Avoiding Late Enrollment Penalties
Late Enrollment Penalty Avoidance Techniques for Non-Social Security Beneficiaries
Enrolling in Medicare on time plays a crucial role in avoiding late enrollment penalties. Individuals without social security benefits may still enroll in Medicare, and they can use the same procedures for enrolling as those who receive social security benefits. However, non-social security beneficiaries should ensure their application is received three months before turning 65 to avoid late enrollment penalties.
If you miss your initial enrollment period, you may be charged a higher premium when joining Medicare later. To avoid this penalty, start with the online application process available on the Social Security Administration website or seek assistance from a licensed insurance agent experienced in Medicare coverage.
It’s important to note that individuals without social security benefits need to pay their Part B premiums directly via a bill mailed every quarter. Ensure timely payments since late payments can result in termination of coverage and fines.
Pro Tip: Always keep records of payments made or contact the Social Security Administration if there are billing disputes to avoid penalties or losing coverage.
Who needs friends when you have the Social Security Administration to help you navigate the confusing world of Medicare payments?
Obtaining Help from Social Security Administration
Receiving Assistance from Social Security Administration
To obtain financial assistance for Medicare without social security benefits, individuals can contact the Social Security Administration (SSA). The SSA provides help to those who do not receive social security income, and they can apply for Medicare Part A and B.
The eligibility requirements are different for individuals depending on their age and health status. To qualify, the individual must be a US citizen or have been a resident of the country for at least five years. They must also be eligible for disability benefits from SSA or the Railroad Retirement Board (RRB).
It is recommended that individuals apply for Medicare three months before turning 65, even if they are not planning on retiring at that time. They can also contact an insurance agent or broker to help navigate through the enrollment process.
One such individual came into our office looking for information on how to pay for Medicare since she did not receive social security benefits. She was relieved when we informed her of options available to her such as applying through her spouse’s social security record or enrolling during the General Enrollment Period.
FAQs about How Do I Pay For Medicare Without Social Security?
How do I pay for Medicare without social security?

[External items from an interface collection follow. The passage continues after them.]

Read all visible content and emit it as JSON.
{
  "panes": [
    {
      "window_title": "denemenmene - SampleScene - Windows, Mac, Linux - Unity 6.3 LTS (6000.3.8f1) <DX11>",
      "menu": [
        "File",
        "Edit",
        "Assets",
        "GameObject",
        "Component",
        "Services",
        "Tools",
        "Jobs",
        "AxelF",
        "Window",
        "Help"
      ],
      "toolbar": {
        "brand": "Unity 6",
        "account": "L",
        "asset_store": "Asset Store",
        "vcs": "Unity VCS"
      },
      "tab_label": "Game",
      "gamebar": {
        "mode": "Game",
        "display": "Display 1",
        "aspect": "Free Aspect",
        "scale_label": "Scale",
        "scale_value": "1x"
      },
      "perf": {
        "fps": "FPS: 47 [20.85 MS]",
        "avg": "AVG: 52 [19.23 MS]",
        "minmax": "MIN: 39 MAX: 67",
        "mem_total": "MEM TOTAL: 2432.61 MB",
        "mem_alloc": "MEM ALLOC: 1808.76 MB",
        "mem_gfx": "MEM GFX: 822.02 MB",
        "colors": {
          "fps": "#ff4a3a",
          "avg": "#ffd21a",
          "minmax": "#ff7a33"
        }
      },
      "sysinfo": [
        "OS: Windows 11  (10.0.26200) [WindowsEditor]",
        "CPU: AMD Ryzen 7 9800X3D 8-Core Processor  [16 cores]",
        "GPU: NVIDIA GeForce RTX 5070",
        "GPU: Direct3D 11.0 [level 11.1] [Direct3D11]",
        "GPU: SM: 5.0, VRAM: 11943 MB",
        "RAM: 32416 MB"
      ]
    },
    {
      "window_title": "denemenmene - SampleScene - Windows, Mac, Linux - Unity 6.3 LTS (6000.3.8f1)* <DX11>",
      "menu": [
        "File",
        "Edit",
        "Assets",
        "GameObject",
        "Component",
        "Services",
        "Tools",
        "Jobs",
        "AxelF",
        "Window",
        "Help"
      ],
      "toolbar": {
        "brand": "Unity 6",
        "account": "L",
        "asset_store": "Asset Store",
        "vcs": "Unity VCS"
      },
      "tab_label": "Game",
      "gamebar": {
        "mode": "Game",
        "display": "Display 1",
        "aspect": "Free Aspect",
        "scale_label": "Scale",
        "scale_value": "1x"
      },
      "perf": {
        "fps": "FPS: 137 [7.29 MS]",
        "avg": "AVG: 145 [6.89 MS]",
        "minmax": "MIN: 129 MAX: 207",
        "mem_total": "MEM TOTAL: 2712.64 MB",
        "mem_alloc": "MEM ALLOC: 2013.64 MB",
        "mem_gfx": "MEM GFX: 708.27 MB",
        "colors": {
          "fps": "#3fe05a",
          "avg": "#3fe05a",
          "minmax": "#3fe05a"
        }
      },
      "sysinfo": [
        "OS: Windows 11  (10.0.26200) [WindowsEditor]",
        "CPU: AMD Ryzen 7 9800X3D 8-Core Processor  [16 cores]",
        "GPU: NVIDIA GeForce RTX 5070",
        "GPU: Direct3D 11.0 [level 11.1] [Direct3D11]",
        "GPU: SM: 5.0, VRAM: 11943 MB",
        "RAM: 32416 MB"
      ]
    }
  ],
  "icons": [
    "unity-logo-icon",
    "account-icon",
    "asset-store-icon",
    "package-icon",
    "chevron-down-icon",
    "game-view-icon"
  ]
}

Medicare is funded through various sources, including payroll taxes, premiums, and general revenue. If you are not receiving social security benefits, you can still pay for Medicare through other means.
Can I use a credit card to pay for Medicare if I am not receiving social security?

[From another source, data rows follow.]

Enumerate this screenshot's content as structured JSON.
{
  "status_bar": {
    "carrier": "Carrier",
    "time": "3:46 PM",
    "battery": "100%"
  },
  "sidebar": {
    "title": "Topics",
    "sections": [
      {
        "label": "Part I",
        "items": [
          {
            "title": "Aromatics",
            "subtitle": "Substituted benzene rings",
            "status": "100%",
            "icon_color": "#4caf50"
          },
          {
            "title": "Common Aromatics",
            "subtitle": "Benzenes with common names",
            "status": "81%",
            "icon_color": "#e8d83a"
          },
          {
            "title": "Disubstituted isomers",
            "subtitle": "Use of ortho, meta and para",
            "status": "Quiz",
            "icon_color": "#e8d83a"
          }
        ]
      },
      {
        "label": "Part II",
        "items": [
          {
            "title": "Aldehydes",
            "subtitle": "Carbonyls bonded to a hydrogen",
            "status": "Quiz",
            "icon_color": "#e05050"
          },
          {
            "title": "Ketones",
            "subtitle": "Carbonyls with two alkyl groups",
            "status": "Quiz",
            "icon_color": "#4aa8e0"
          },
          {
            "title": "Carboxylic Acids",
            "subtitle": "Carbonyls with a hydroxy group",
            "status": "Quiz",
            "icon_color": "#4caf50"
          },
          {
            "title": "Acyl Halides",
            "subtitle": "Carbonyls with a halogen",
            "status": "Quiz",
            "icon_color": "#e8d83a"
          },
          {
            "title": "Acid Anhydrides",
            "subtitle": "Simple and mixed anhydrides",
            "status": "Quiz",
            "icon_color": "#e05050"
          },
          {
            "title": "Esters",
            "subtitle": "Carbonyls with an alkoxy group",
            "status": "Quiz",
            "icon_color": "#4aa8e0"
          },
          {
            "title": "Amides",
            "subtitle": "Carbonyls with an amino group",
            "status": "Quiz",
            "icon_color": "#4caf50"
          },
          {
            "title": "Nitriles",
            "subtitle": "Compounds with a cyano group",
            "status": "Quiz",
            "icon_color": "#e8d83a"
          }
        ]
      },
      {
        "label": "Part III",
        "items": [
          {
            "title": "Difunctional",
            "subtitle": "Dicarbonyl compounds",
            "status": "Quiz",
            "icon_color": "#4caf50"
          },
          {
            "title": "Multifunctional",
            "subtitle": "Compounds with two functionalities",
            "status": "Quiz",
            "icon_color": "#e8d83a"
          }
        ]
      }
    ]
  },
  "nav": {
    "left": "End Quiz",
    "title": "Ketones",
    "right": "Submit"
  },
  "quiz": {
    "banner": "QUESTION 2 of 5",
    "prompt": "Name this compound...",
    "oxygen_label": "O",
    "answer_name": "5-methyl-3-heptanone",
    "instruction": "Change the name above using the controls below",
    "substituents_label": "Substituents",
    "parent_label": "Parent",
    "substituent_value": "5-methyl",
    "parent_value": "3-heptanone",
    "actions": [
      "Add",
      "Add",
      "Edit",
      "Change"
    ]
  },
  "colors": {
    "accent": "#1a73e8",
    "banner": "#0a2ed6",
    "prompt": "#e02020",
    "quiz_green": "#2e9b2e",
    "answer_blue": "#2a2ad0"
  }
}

Yes, you can use a credit card to pay for Medicare premiums if you are not receiving social security benefits. You can do this by visiting the Medicare website or by contacting them directly.

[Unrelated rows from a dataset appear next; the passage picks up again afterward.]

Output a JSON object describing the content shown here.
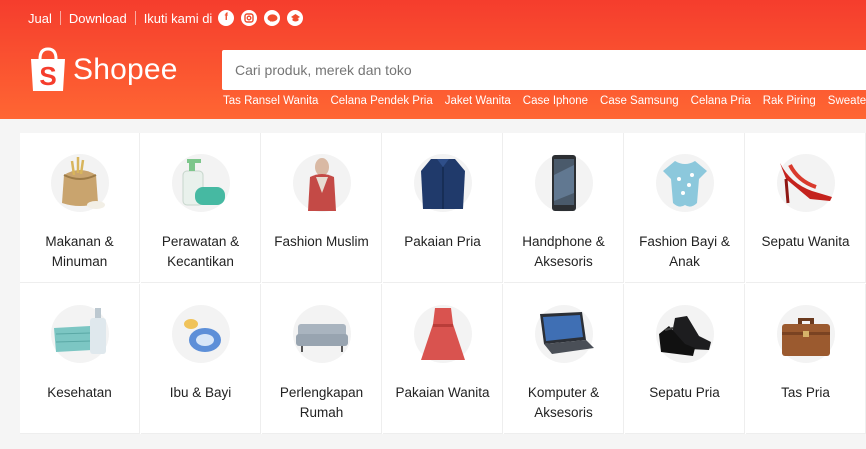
{
  "topbar": {
    "sell": "Jual",
    "download": "Download",
    "follow": "Ikuti kami di",
    "social_icons": [
      "facebook-icon",
      "instagram-icon",
      "line-icon",
      "playlist-icon"
    ]
  },
  "header": {
    "brand": "Shopee",
    "search_placeholder": "Cari produk, merek dan toko",
    "keywords": [
      "Tas Ransel Wanita",
      "Celana Pendek Pria",
      "Jaket Wanita",
      "Case Iphone",
      "Case Samsung",
      "Celana Pria",
      "Rak Piring",
      "Sweater"
    ],
    "colors": {
      "brand": "#f53d2d",
      "brand_light": "#ff6633"
    }
  },
  "categories": [
    {
      "label": "Makanan & Minuman",
      "icon": "rice-sack-icon"
    },
    {
      "label": "Perawatan & Kecantikan",
      "icon": "soap-bottle-icon"
    },
    {
      "label": "Fashion Muslim",
      "icon": "hijab-woman-icon"
    },
    {
      "label": "Pakaian Pria",
      "icon": "shirt-icon"
    },
    {
      "label": "Handphone & Aksesoris",
      "icon": "smartphone-icon"
    },
    {
      "label": "Fashion Bayi & Anak",
      "icon": "baby-bodysuit-icon"
    },
    {
      "label": "Sepatu Wanita",
      "icon": "high-heel-icon"
    },
    {
      "label": "Kesehatan",
      "icon": "mask-sanitizer-icon"
    },
    {
      "label": "Ibu & Bayi",
      "icon": "pacifier-icon"
    },
    {
      "label": "Perlengkapan Rumah",
      "icon": "sofa-icon"
    },
    {
      "label": "Pakaian Wanita",
      "icon": "dress-icon"
    },
    {
      "label": "Komputer & Aksesoris",
      "icon": "laptop-icon"
    },
    {
      "label": "Sepatu Pria",
      "icon": "leather-shoe-icon"
    },
    {
      "label": "Tas Pria",
      "icon": "briefcase-icon"
    }
  ]
}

How do I set up automatic payments for Medicare without social security?
To set up automatic payments for Medicare without social security benefits, you will need to contact Medicare directly. They will provide you with the necessary information and forms to fill out.
Do I need to pay for Medicare if I am not receiving social security benefits?
Yes, you will still need to pay for Medicare even if you are not receiving social security benefits. Medicare is a separate program from social security and requires separate funding.
Can I pay for Medicare monthly instead of annually if I am not receiving social security?
Yes, you can pay for Medicare premiums on a monthly basis if you are not receiving social security benefits. You can set up automatic monthly payments through Medicare or pay each month manually.
What happens if I don’t pay for Medicare without social security?
If you don’t pay for Medicare without social security benefits, you may lose your coverage. It’s important to keep your Medicare premiums up to date to avoid any lapses in coverage.